I've been thinking about today -- October 30, 2012 -- for some time. It's my 70th birthday, and I've got some unfinished business on my bucket list (list of to-dos before I die). My family history doesn't give long odds on my living beyond another ten years, and my body isn't cooperating very much either. I've already had several surgeries just to keep legs and arms working. I figure I'd better get the more physical hunting, fishing and canoeing to-dos over before another five years are gone.
A couple of weeks back I decided one of the things I wanted to do before I cash-in is to go elk hunting. I spent many years visiting Cody, Wyoming where I got acquainted with several outfitters who guide elk hunters. I've been on several trails ride with them, and I've heard their wonderful tales about hunters, hunting camps, pack-horses and grizzly bears.
Last week I made the first move to prepare for an elk hunt. I ordered a new 30-06 bolt action rifle and scope. Then I started searching for the best deal on a guided elk hunt. What a wakeup call that was -- I never dreamed it would cost me in the neighborhood of $6000 (all chips in) to go on a 7-day hunt.
At first I figured I just wait another year (to save the dinero) and make it a 2014 elk hunt. The thing is I've never been very good at waiting for something I want to do, so I started considering other options.

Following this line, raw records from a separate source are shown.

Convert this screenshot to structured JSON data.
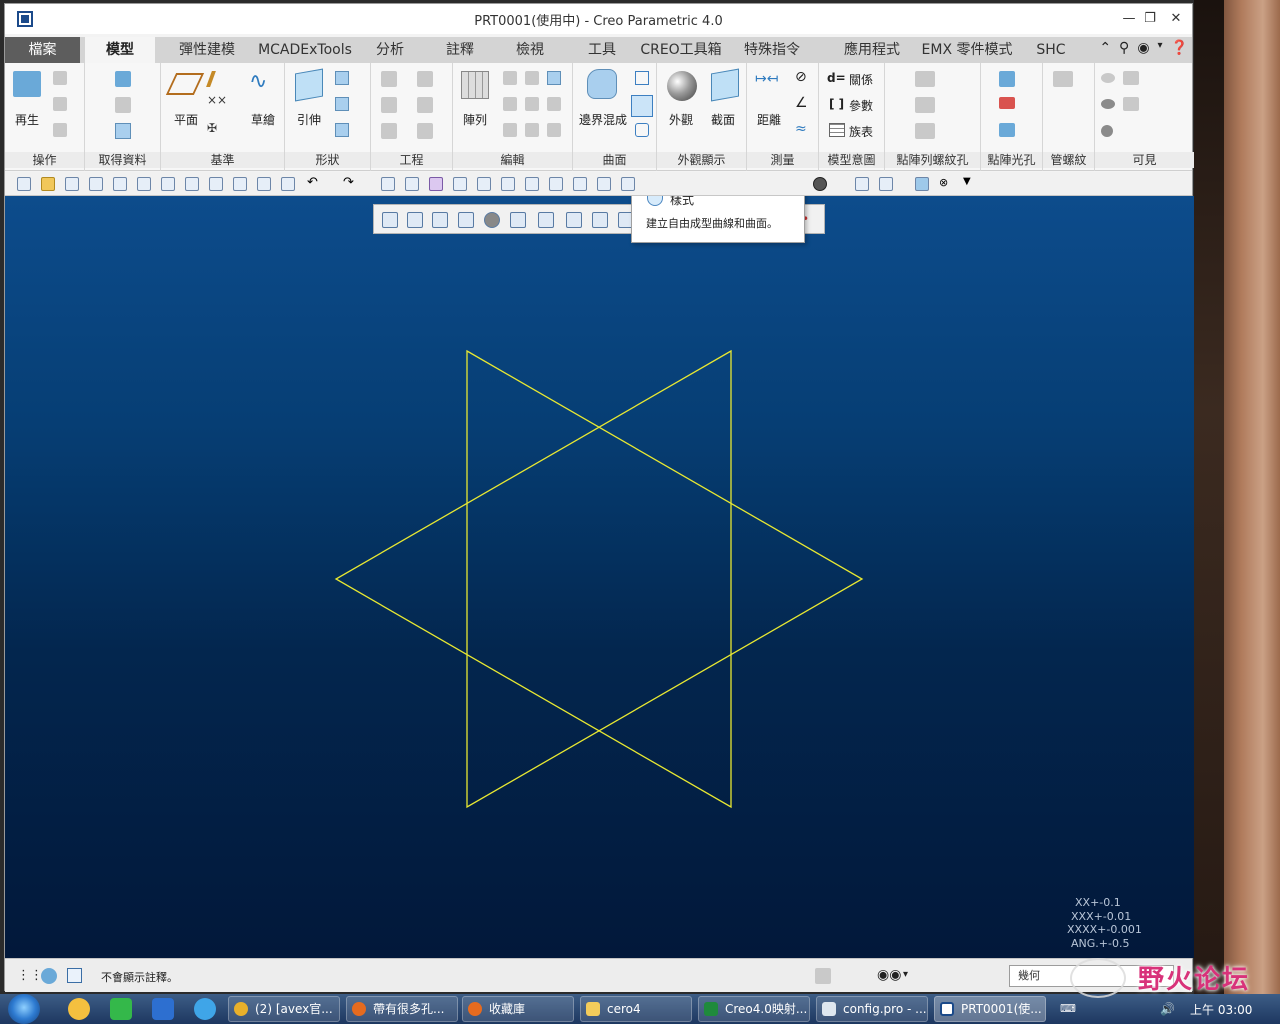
{
  "window": {
    "title": "PRT0001(使用中) - Creo Parametric 4.0"
  },
  "tabs": [
    {
      "label": "檔案"
    },
    {
      "label": "模型"
    },
    {
      "label": "彈性建模"
    },
    {
      "label": "MCADExTools"
    },
    {
      "label": "分析"
    },
    {
      "label": "註釋"
    },
    {
      "label": "檢視"
    },
    {
      "label": "工具"
    },
    {
      "label": "CREO工具箱"
    },
    {
      "label": "特殊指令"
    },
    {
      "label": "應用程式"
    },
    {
      "label": "EMX 零件模式"
    },
    {
      "label": "SHC"
    }
  ],
  "ribbon": {
    "groups": [
      {
        "label": "操作"
      },
      {
        "label": "取得資料"
      },
      {
        "label": "基準"
      },
      {
        "label": "形狀"
      },
      {
        "label": "工程"
      },
      {
        "label": "編輯"
      },
      {
        "label": "曲面"
      },
      {
        "label": "外觀顯示"
      },
      {
        "label": "測量"
      },
      {
        "label": "模型意圖"
      },
      {
        "label": "點陣列螺紋孔"
      },
      {
        "label": "點陣光孔"
      },
      {
        "label": "管螺紋"
      },
      {
        "label": "可見"
      }
    ],
    "buttons": {
      "regenerate": "再生",
      "plane": "平面",
      "sketch": "草繪",
      "extrude": "引伸",
      "pattern": "陣列",
      "boundary_blend": "邊界混成",
      "appearance": "外觀",
      "section": "截面",
      "distance": "距離",
      "relations": "關係",
      "parameters": "參數",
      "family_table": "族表",
      "dim_prefix": "d="
    }
  },
  "tooltip": {
    "title": "樣式",
    "description": "建立自由成型曲線和曲面。"
  },
  "tolerance": [
    "XX+-0.1",
    "XXX+-0.01",
    "XXXX+-0.001",
    "ANG.+-0.5"
  ],
  "status": {
    "message": "不會顯示註釋。",
    "filter": "幾何"
  },
  "taskbar": {
    "tasks": [
      {
        "label": "(2) [avex官..."
      },
      {
        "label": "帶有很多孔..."
      },
      {
        "label": "收藏庫"
      },
      {
        "label": "cero4"
      },
      {
        "label": "Creo4.0映射..."
      },
      {
        "label": "config.pro - ..."
      },
      {
        "label": "PRT0001(使..."
      }
    ],
    "clock": "上午 03:00"
  },
  "watermark": "野火论坛",
  "colors": {
    "sketch_line": "#e8e832",
    "viewport_top": "#0d4c8c",
    "viewport_bottom": "#02183a"
  }
}
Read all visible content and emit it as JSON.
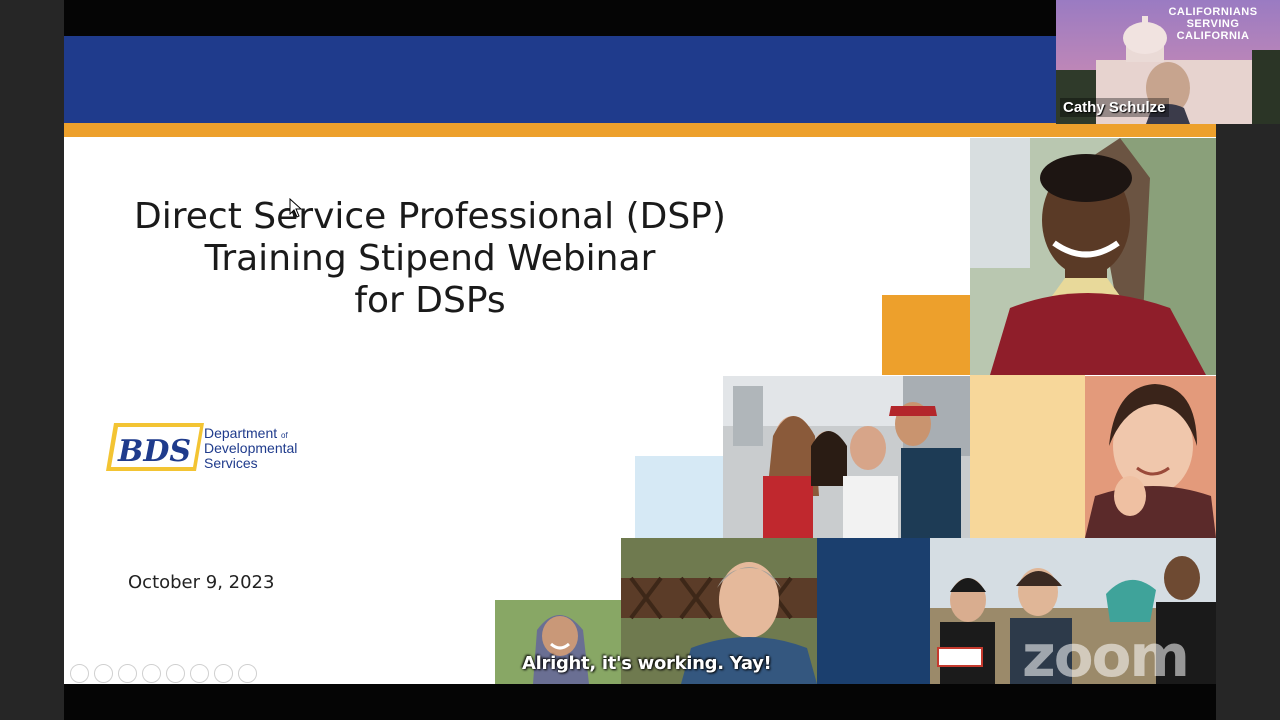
{
  "slide": {
    "title_lines": [
      "Direct Service Professional (DSP)",
      "Training Stipend Webinar",
      "for DSPs"
    ],
    "date": "October 9, 2023",
    "logo": {
      "initials": "BDS",
      "line1": "Department",
      "line1_suffix": "of",
      "line2": "Developmental",
      "line3": "Services"
    }
  },
  "caption": "Alright, it's working. Yay!",
  "watermark": "zoom",
  "speaker": {
    "name": "Cathy Schulze",
    "brand_lines": [
      "CALIFORNIANS",
      "SERVING",
      "CALIFORNIA"
    ]
  },
  "colors": {
    "navy": "#1f3b8c",
    "gold": "#eda02c",
    "dark_blue": "#1b3f6e",
    "pale_gold": "#f7d79a",
    "pale_blue": "#d6e9f5"
  }
}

Then it hit me -- for $6000 I could probably make a down payment on a piece of Recreational Land and have a permanent hunting cabin.
My wife and I have had a running line of banter for years about my moving to Montana after she dies. It's always been a dream, and maybe even a bucket list item -- to live in Montana before the end.
I spent this past weekend surfing the internet -- looking for Recreational Land in Montana.
Recreational Land for those who don't know is a rural parcel of land near hunting, fishing or skiing areas. It's sometimes very remote, and often with few or no utilities. A place to build a rustic cabin -- others might call a vacation home, mountain hideaway, off-the-grid cottage or survival cabin. I guess what you call it depends on the utilities available and the political condition of America.
I was surprised to learn Montana has plenty of undeveloped land in the $1000 to $2000 per acre range. Yes, I could actually make a down payment on a lot in Montana for the cost of one elk hunting trip. I even found a few parcels larger than 50 acres for less than $1000/acre. Now I just need to find the right one for me.
Finding the right piece of land won't be easy. Land that has utilities or is close to town is pricey. Land with timber costs more than sagebrush prairie land. Steep mountain property is usually cheaper than a gently sloping mix of pasture and trees.
1903 Creston Montana cabin -- 14x24 with a loft
My ultimate goal will be to build a 200-400 square foot rustic cabin in Montana for hunting and fishing trips a few times a year -- realistically maybe just a few weeks between May and November. I'd also like a place where -- if things change -- I could turnout our five horses and watch them graze. My primary focus will be finding land close to national forest or BLM for hunting land and close to good trout fishing in a lake or river. The right land must allow RV camping, have water (an existing well, full time creek, or river), a mix of pasture and trees, electricity, and cell phone access. It will most likely be 7 to 10 acres, but could be more or less depending on location and other amenities. It cannot be too isolated and should be within 30 minutes of medical help.
So, follow my blog as I search for my little piece of the last best place (Montana), design a rustic cabin, improve the land, and build my second home. It will be a great adventure to carve a home out of the Montana wilderness -- just as my granddad did 100 years ago.